Catching a cheap and eco-friendly bus to Ljubljana, European Green Capital City in 2016, we arrived at the Dragon Bridge over the emerald green waters of the Ljubljanica River.
Settled by the Romans as Enoma, today’s city centre is a manageable hub of student and local life which flows over and along the many bridges and elegant promenades designed and built in the 1930s by its resident architect, Jože Plečnik.
Plečnik’s dream was to create an ‘eternal city’ with architecture designed along classical lines and encouraging the flow of people and business through the main trading and market areas, out into defined quarters of activity and residence.
The river in its turn winds past the old town ‘Stari Trg’ and remains of the original Enoma. We meandered around the medieval streets and down along the river walks to the Karakov ‘market garden’ quarter and to find welcome relief from a punishing sun.
As on earlier visits, the willow trees lining the river dipped down into the rushing green and clear waters, but now in 2017 there were more people of all nationalities sat along the banks taking respite in precious patches of shade. We hadn’t seen as many tour groups on previous visits.
In the Stari Mesto we discovered it to be still studenty and bohemian, but perhaps with more tourists and more evident tourist traders plying food stalls, tattoos, linen clothing and ice cream.
Ducking into a local eatery behind the business quarter we joined students and businessmen ploughing their way through gigantic bowls of cottage cheese and chives, chicken pasta, colourful salad, slabs of cheesy leek pie, potato croquettes and pork ribs. All finished off with a light yoghurt cake and strong espresso.
We struggled to walk off the lunchtime indulgence in the heat of the afternoon sunshine, so how any work or studying got done later that afternoon was baffling! We returned to Bertha in a small village 5kms out of the capital city and crashed out next to a pen of goats and pigs. It had been a lovely return visit on our anniversary.
Maribor is Slovenia’s second city and is east of Ljubljana on the way to the border with Hungary. It’s also on a main north-south route from Austria, Germany and Switzerland so perhaps unsurprisingly is packed with tourers heading south to the Croatian coastline for seaside warmth. Slovenia itself has only a small stretch of coast sandwiched between the Istrian Riviera and Trieste.
We spoke to Ulf, a Norwegian motorhomer, who told us about a chilly spring and freezing winter in Scandinavia. He was looking forward to seeing the blue seas of Croatia and pitching up for a month.
Built along the banks of the River Drava, but largely destroyed during the Second World War, what remains of the old centre is 15th century winding streets with a main square, castle and renaissance town hall.
With a lively student population, the alleyways and cobbled lanes are packed with cafes and bars. Taken with the overriding aroma of falafels and incense wafting amongst the many colourful clothing stalls, it seemed very reminiscent of Brighton’s North Laines.

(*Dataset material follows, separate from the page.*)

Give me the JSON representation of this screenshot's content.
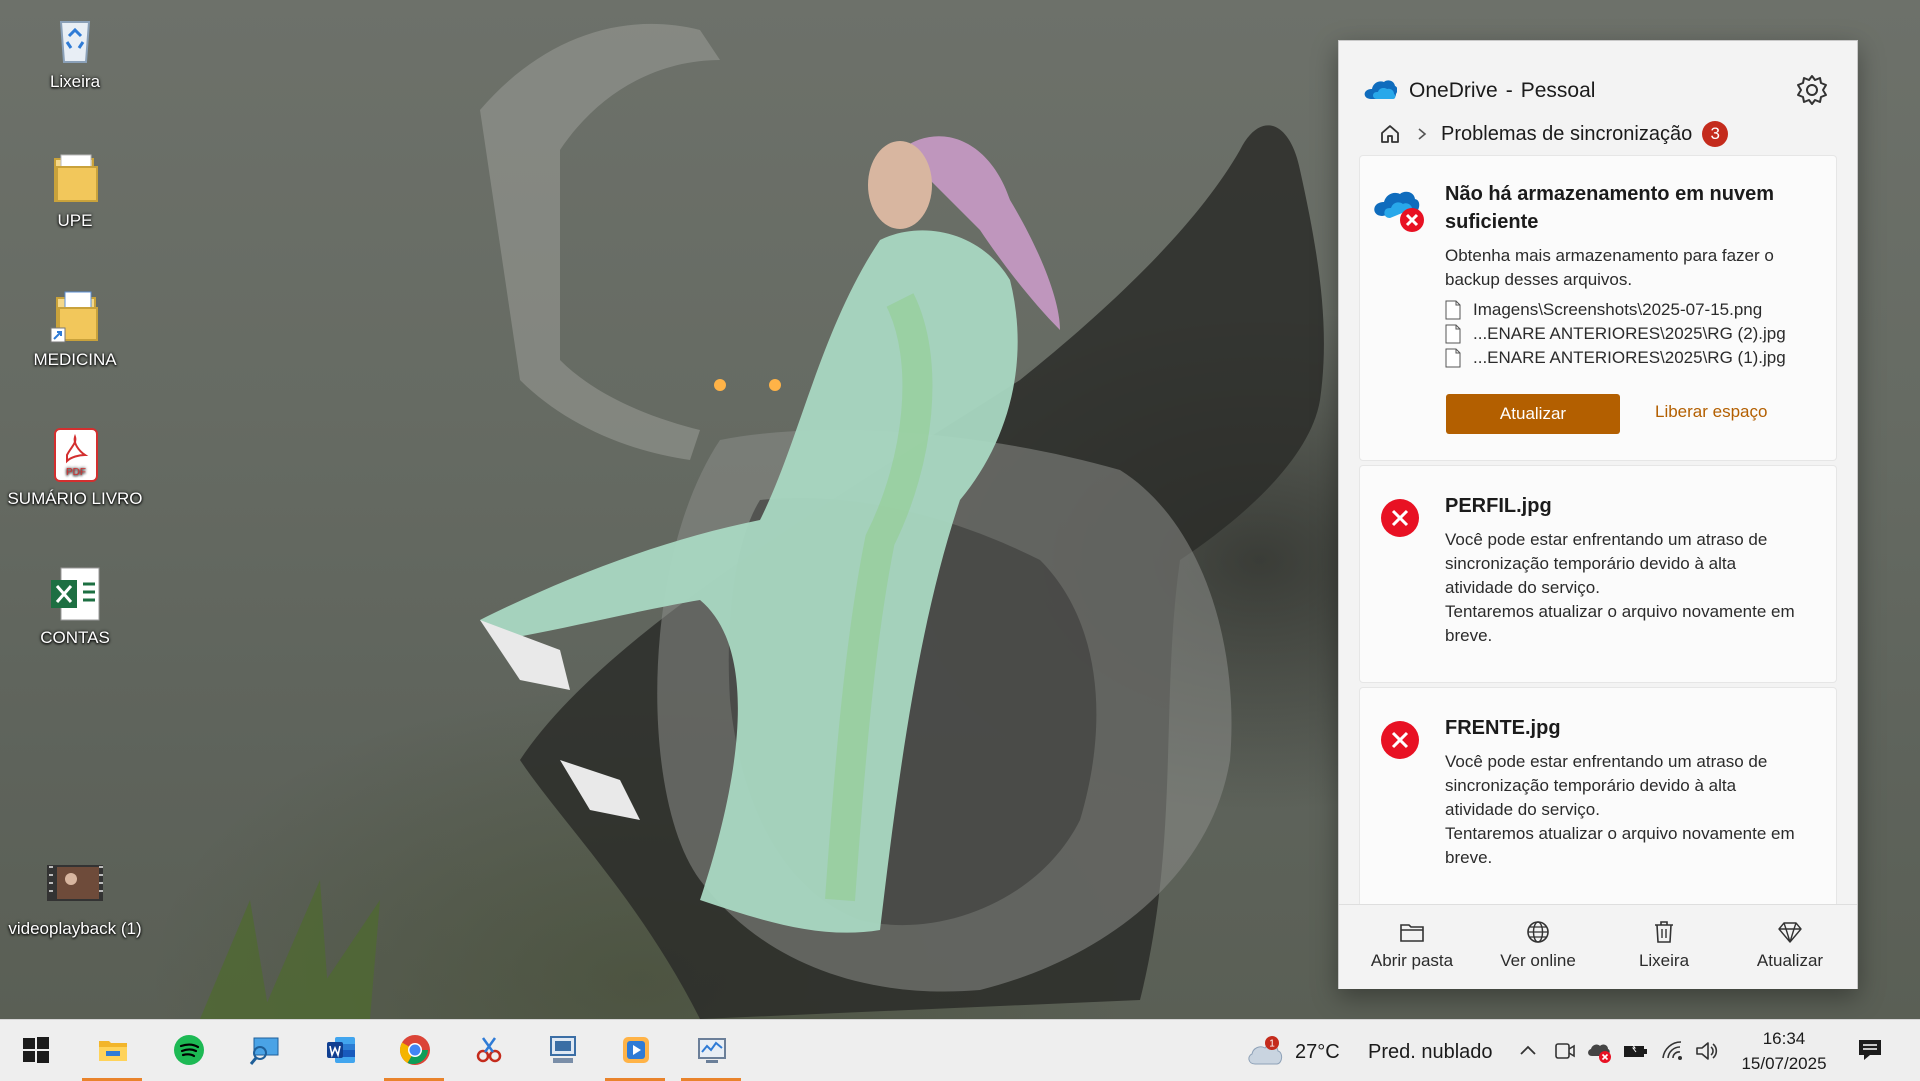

The city is in a basin of vineyards and boasts the world’s oldest vine, at more than 400 years old, still fruiting and producing expensive but undrinkable wine. You have to be the Pope, or apparently Brad Pitt, to be presented with a bottle of it.
We enjoyed a tasting of six wines with Monija, a student set to take on the small family vineyard and restaurant business. White wines were our favourites, being served cool and dry.
We stayed in the southwest area of Pohorje, a busy ski resort in winter, but now a leisurely summertime place of cycling, hiking and wine tasting amongst the vineyards.
On the morning we left, the mountain was opening for business with an annual weekend of discounted gondola rides and free bus travel for everyone. As our camp host told us, the first weekend in June signals the start of summer and before tourists arrive it’s time for local families to get out on the hillsides. How charming!